1. Use privacy screens on your computer monitors. Otherwise, you put patient information at risk for exposure to other patients or non-medical personnel.
2. Enact a password policy that mandates changing passwords every 60 days.
3. Don’t store protected health information (PHI) on computer, especially if it is not encrypted.
4. Use a HIPPA-compliant email solution (quick tip: Office 365 is HIPAA compliant because Microsoft will do a Business Associate Agreement (BAA) with your practice).
5. Don’t share PHI through email that is not encrypted (Double check yours – most practices think their email is encrypted, but it is not!).
6. Physically lock up network equipment like routers and servers.
7. Promptly remove users from your network who no longer need access to your systems.
8. Enable properly configured firewalls.
9. Ensure you have multilayered security to combat system vulnerabilities
10. Dispose of PHI properly (shredding for paper files).
11. Avoid sharing user names and passwords among staff members (even for shared workstations).
12. Appoint a security officer.
13. Run background checks on new hires and obtain non-disclosure agreements for employees.
14. Conduct annual HIPAA training for all personnel.
15. Obtain signed Business Associate Agreements from all third parties that have, or could have, access to your patients’ PHI.
16. Enable password expiry or lockout protocols after unsuccessful login attempts.
17. Physically secure all laptops and workstations (many a laptop have gone for a walk, and that’s bad news for your practice).

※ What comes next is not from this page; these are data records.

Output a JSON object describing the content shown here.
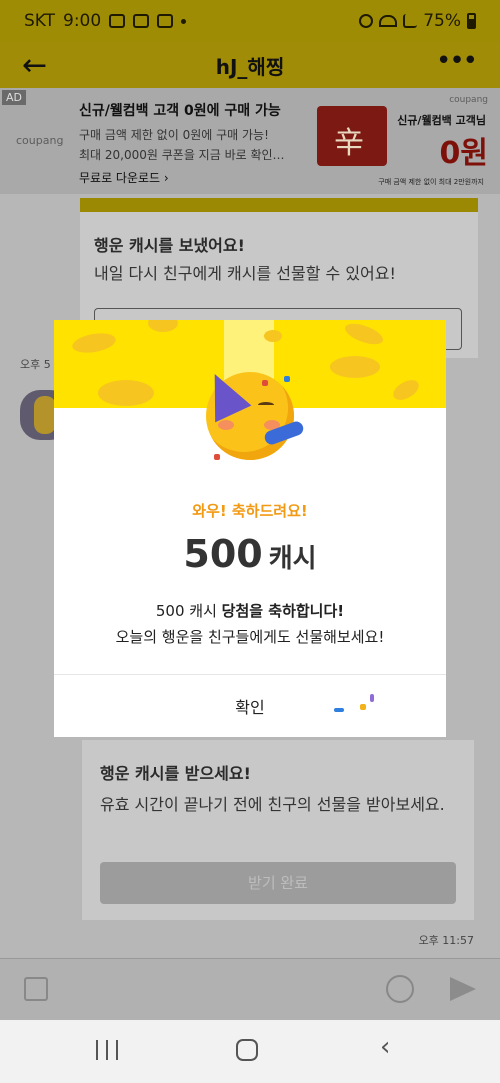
{
  "status_bar": {
    "carrier": "SKT",
    "time": "9:00",
    "battery": "75%"
  },
  "header": {
    "title": "hJ_해찡",
    "back_icon": "back-arrow-icon",
    "more_icon": "more-vertical-icon"
  },
  "ad": {
    "tag": "AD",
    "brand": "coupang",
    "headline": "신규/웰컴백 고객 0원에 구매 가능",
    "desc1": "구매 금액 제한 없이 0원에 구매 가능!",
    "desc2": "최대 20,000원 쿠폰을 지금 바로 확인…",
    "download": "무료로 다운로드 ›",
    "right_brand": "coupang",
    "right_title": "신규/웰컴백 고객님",
    "price": "0원",
    "footnote": "구매 금액 제한 없이 최대 2만원까지"
  },
  "chat": {
    "card1_title": "행운 캐시를 보냈어요!",
    "card1_sub": "내일 다시 친구에게 캐시를 선물할 수 있어요!",
    "time_left": "오후 5",
    "card2_title": "행운 캐시를 받으세요!",
    "card2_sub": "유효 시간이 끝나기 전에 친구의 선물을 받아보세요.",
    "card2_button": "받기 완료",
    "time_right": "오후 11:57"
  },
  "modal": {
    "congrats": "와우! 축하드려요!",
    "amount": "500",
    "unit": "캐시",
    "msg1_prefix": "500 캐시 ",
    "msg1_bold": "당첨을 축하합니다!",
    "msg2": "오늘의 행운을 친구들에게도 선물해보세요!",
    "ok_label": "확인"
  },
  "colors": {
    "accent_yellow": "#ffe200",
    "congrats_orange": "#f29a13",
    "coin": "#f7c520"
  }
}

18. Keep spam filters and antivirus software up to date.
19. Have an adequate and well-documented backup and disaster recovery process

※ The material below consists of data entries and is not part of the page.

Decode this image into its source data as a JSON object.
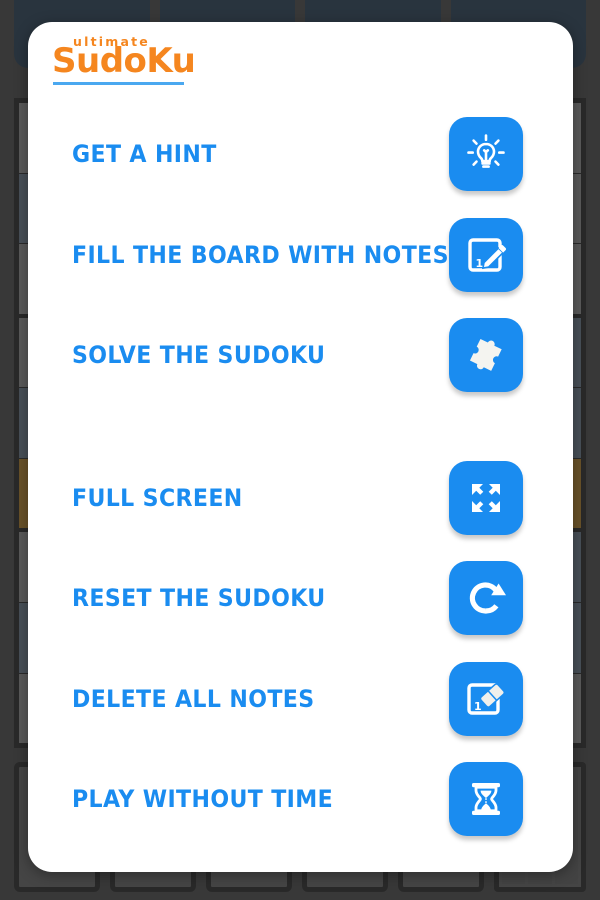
{
  "app": {
    "logo_small": "ultimate",
    "logo_main": "SudoKu",
    "brand_orange": "#f5861f",
    "brand_blue": "#1a8cf0",
    "logo_rule_color": "#4aa8f0"
  },
  "modal": {
    "background": "#ffffff",
    "overlay_color": "rgba(60,60,60,0.62)"
  },
  "menu": {
    "items": [
      {
        "label": "GET A HINT",
        "icon": "lightbulb-icon"
      },
      {
        "label": "FILL THE BOARD WITH NOTES",
        "icon": "note-pencil-icon"
      },
      {
        "label": "SOLVE THE SUDOKU",
        "icon": "puzzle-piece-icon"
      },
      {
        "label": "FULL SCREEN",
        "icon": "fullscreen-arrows-icon"
      },
      {
        "label": "RESET THE SUDOKU",
        "icon": "refresh-circle-icon"
      },
      {
        "label": "DELETE ALL NOTES",
        "icon": "note-eraser-icon"
      },
      {
        "label": "PLAY WITHOUT TIME",
        "icon": "hourglass-icon"
      }
    ]
  },
  "background_board": {
    "top_tab_count": 4,
    "top_tab_color": "#0d2943",
    "grid_rows": 9,
    "grid_cols": 9,
    "cell_default_color": "#8d8d8d",
    "cell_alt_color": "#5d7186",
    "cell_highlight_color": "#b4780d",
    "numpad_key_count": 6
  }
}
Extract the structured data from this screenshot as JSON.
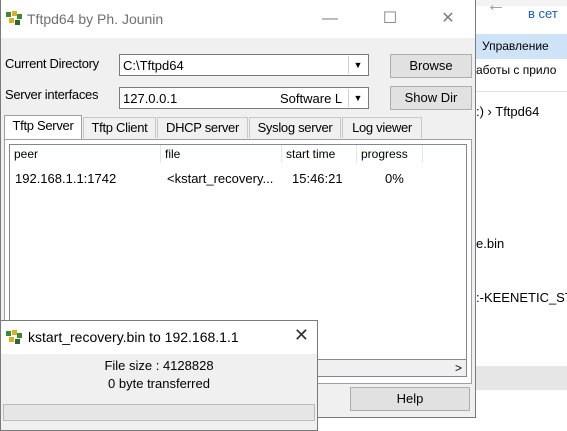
{
  "background": {
    "link_text": "в сет",
    "ribbon_text": "Управление",
    "line2_text": "аботы с прило",
    "breadcrumb": ":) › Tftpd64",
    "file1": "e.bin",
    "file2": ":-KEENETIC_ST"
  },
  "window": {
    "title": "Tftpd64 by Ph. Jounin",
    "minimize": "—",
    "maximize": "☐",
    "close": "✕"
  },
  "form": {
    "current_dir_label": "Current Directory",
    "current_dir_value": "C:\\Tftpd64",
    "server_if_label": "Server interfaces",
    "server_if_value": "127.0.0.1",
    "server_if_desc": "Software L",
    "browse_label": "Browse",
    "show_dir_label": "Show Dir"
  },
  "tabs": [
    "Tftp Server",
    "Tftp Client",
    "DHCP server",
    "Syslog server",
    "Log viewer"
  ],
  "table": {
    "columns": [
      "peer",
      "file",
      "start time",
      "progress"
    ],
    "rows": [
      {
        "peer": "192.168.1.1:1742",
        "file": "<kstart_recovery...",
        "start_time": "15:46:21",
        "progress": "0%"
      }
    ]
  },
  "help_label": "Help",
  "dialog": {
    "title": "kstart_recovery.bin to 192.168.1.1",
    "close": "✕",
    "file_size": "File size : 4128828",
    "transferred": "0 byte transferred",
    "progress_fraction": 0
  },
  "colors": {
    "link": "#1a5fb4",
    "ribbon": "#cfe3f8",
    "window_bg": "#f0f0f0"
  }
}
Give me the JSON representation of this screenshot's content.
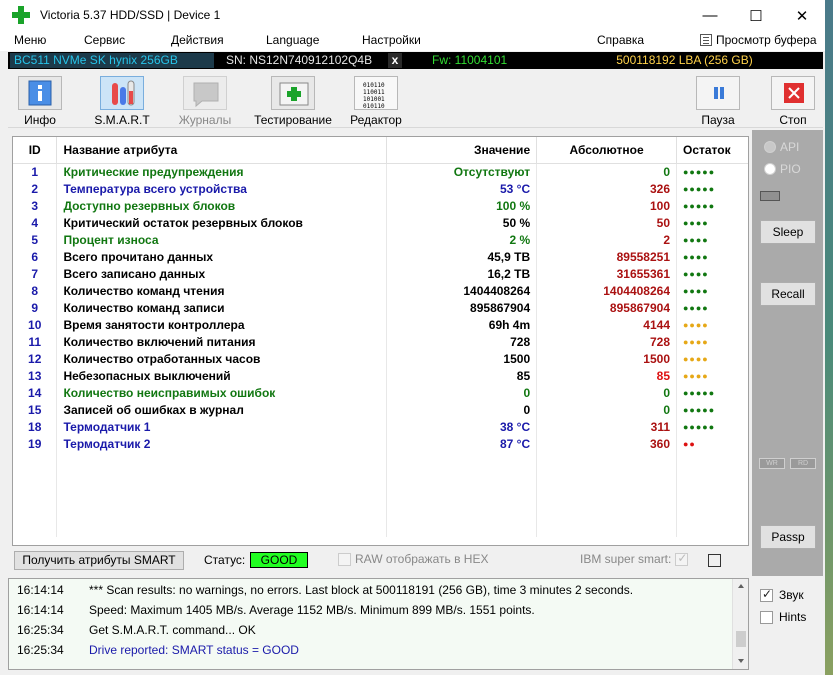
{
  "window": {
    "title": "Victoria 5.37 HDD/SSD | Device 1",
    "minimize": "—",
    "maximize": "☐",
    "close": "✕"
  },
  "menu": {
    "items": [
      "Меню",
      "Сервис",
      "Действия",
      "Language",
      "Настройки",
      "Справка"
    ],
    "buffer": "Просмотр буфера"
  },
  "drive": {
    "model": "BC511 NVMe SK hynix 256GB",
    "sn": "SN: NS12N740912102Q4B",
    "close": "x",
    "fw": "Fw: 11004101",
    "lba": "500118192 LBA (256 GB)"
  },
  "toolbar": {
    "info": "Инфо",
    "smart": "S.M.A.R.T",
    "logs": "Журналы",
    "test": "Тестирование",
    "editor": "Редактор",
    "pause": "Пауза",
    "stop": "Стоп"
  },
  "table": {
    "headers": {
      "id": "ID",
      "name": "Название атрибута",
      "value": "Значение",
      "abs": "Абсолютное",
      "rem": "Остаток"
    },
    "rows": [
      {
        "id": "1",
        "name": "Критические предупреждения",
        "value": "Отсутствуют",
        "abs": "0",
        "rem": "●●●●●",
        "name_color": "#117711",
        "value_color": "#117711",
        "abs_color": "#117711",
        "rem_color": "#117711"
      },
      {
        "id": "2",
        "name": "Температура всего устройства",
        "value": "53 °C",
        "abs": "326",
        "rem": "●●●●●",
        "name_color": "#1a1aaa",
        "value_color": "#1a1aaa",
        "abs_color": "#aa1111",
        "rem_color": "#117711"
      },
      {
        "id": "3",
        "name": "Доступно резервных блоков",
        "value": "100 %",
        "abs": "100",
        "rem": "●●●●●",
        "name_color": "#117711",
        "value_color": "#117711",
        "abs_color": "#aa1111",
        "rem_color": "#117711"
      },
      {
        "id": "4",
        "name": "Критический остаток резервных блоков",
        "value": "50 %",
        "abs": "50",
        "rem": "●●●●",
        "name_color": "#000000",
        "value_color": "#000000",
        "abs_color": "#aa1111",
        "rem_color": "#117711"
      },
      {
        "id": "5",
        "name": "Процент износа",
        "value": "2 %",
        "abs": "2",
        "rem": "●●●●",
        "name_color": "#117711",
        "value_color": "#117711",
        "abs_color": "#aa1111",
        "rem_color": "#117711"
      },
      {
        "id": "6",
        "name": "Всего прочитано данных",
        "value": "45,9 ТВ",
        "abs": "89558251",
        "rem": "●●●●",
        "name_color": "#000000",
        "value_color": "#000000",
        "abs_color": "#aa1111",
        "rem_color": "#117711"
      },
      {
        "id": "7",
        "name": "Всего записано данных",
        "value": "16,2 ТВ",
        "abs": "31655361",
        "rem": "●●●●",
        "name_color": "#000000",
        "value_color": "#000000",
        "abs_color": "#aa1111",
        "rem_color": "#117711"
      },
      {
        "id": "8",
        "name": "Количество команд чтения",
        "value": "1404408264",
        "abs": "1404408264",
        "rem": "●●●●",
        "name_color": "#000000",
        "value_color": "#000000",
        "abs_color": "#aa1111",
        "rem_color": "#117711"
      },
      {
        "id": "9",
        "name": "Количество команд записи",
        "value": "895867904",
        "abs": "895867904",
        "rem": "●●●●",
        "name_color": "#000000",
        "value_color": "#000000",
        "abs_color": "#aa1111",
        "rem_color": "#117711"
      },
      {
        "id": "10",
        "name": "Время занятости контроллера",
        "value": "69h 4m",
        "abs": "4144",
        "rem": "●●●●",
        "name_color": "#000000",
        "value_color": "#000000",
        "abs_color": "#aa1111",
        "rem_color": "#e6a817"
      },
      {
        "id": "11",
        "name": "Количество включений питания",
        "value": "728",
        "abs": "728",
        "rem": "●●●●",
        "name_color": "#000000",
        "value_color": "#000000",
        "abs_color": "#aa1111",
        "rem_color": "#e6a817"
      },
      {
        "id": "12",
        "name": "Количество отработанных часов",
        "value": "1500",
        "abs": "1500",
        "rem": "●●●●",
        "name_color": "#000000",
        "value_color": "#000000",
        "abs_color": "#aa1111",
        "rem_color": "#e6a817"
      },
      {
        "id": "13",
        "name": "Небезопасных выключений",
        "value": "85",
        "abs": "85",
        "rem": "●●●●",
        "name_color": "#000000",
        "value_color": "#000000",
        "abs_color": "#dd1111",
        "rem_color": "#e6a817"
      },
      {
        "id": "14",
        "name": "Количество неисправимых ошибок",
        "value": "0",
        "abs": "0",
        "rem": "●●●●●",
        "name_color": "#117711",
        "value_color": "#117711",
        "abs_color": "#117711",
        "rem_color": "#117711"
      },
      {
        "id": "15",
        "name": "Записей об ошибках в журнал",
        "value": "0",
        "abs": "0",
        "rem": "●●●●●",
        "name_color": "#000000",
        "value_color": "#000000",
        "abs_color": "#117711",
        "rem_color": "#117711"
      },
      {
        "id": "18",
        "name": "Термодатчик 1",
        "value": "38 °C",
        "abs": "311",
        "rem": "●●●●●",
        "name_color": "#1a1aaa",
        "value_color": "#1a1aaa",
        "abs_color": "#aa1111",
        "rem_color": "#117711"
      },
      {
        "id": "19",
        "name": "Термодатчик 2",
        "value": "87 °C",
        "abs": "360",
        "rem": "●●",
        "name_color": "#1a1aaa",
        "value_color": "#1a1aaa",
        "abs_color": "#aa1111",
        "rem_color": "#dd1111"
      }
    ]
  },
  "right_panel": {
    "api": "API",
    "pio": "PIO",
    "sleep": "Sleep",
    "recall": "Recall",
    "wr": "WR",
    "rd": "RD",
    "passp": "Passp"
  },
  "bottom": {
    "get_smart": "Получить атрибуты SMART",
    "status_label": "Статус:",
    "status_value": "GOOD",
    "raw_hex": "RAW отображать в HEX",
    "ibm": "IBM super smart:"
  },
  "log": [
    {
      "time": "16:14:14",
      "text": "*** Scan results: no warnings, no errors. Last block at 500118191 (256 GB), time 3 minutes 2 seconds.",
      "color": "#000000"
    },
    {
      "time": "16:14:14",
      "text": "Speed: Maximum 1405 MB/s. Average 1152 MB/s. Minimum 899 MB/s. 1551 points.",
      "color": "#000000"
    },
    {
      "time": "16:25:34",
      "text": "Get S.M.A.R.T. command... OK",
      "color": "#000000"
    },
    {
      "time": "16:25:34",
      "text": "Drive reported: SMART status = GOOD",
      "color": "#1a1aaa"
    }
  ],
  "log_side": {
    "sound": "Звук",
    "hints": "Hints"
  }
}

20. Document file retention process and avoid unauthorized computer file deletion.
21. Most important of all
: get an annual HIPAA risk assessment and follow the recommendations from the assessment (Click here to contact us for a HIPAA risk assessment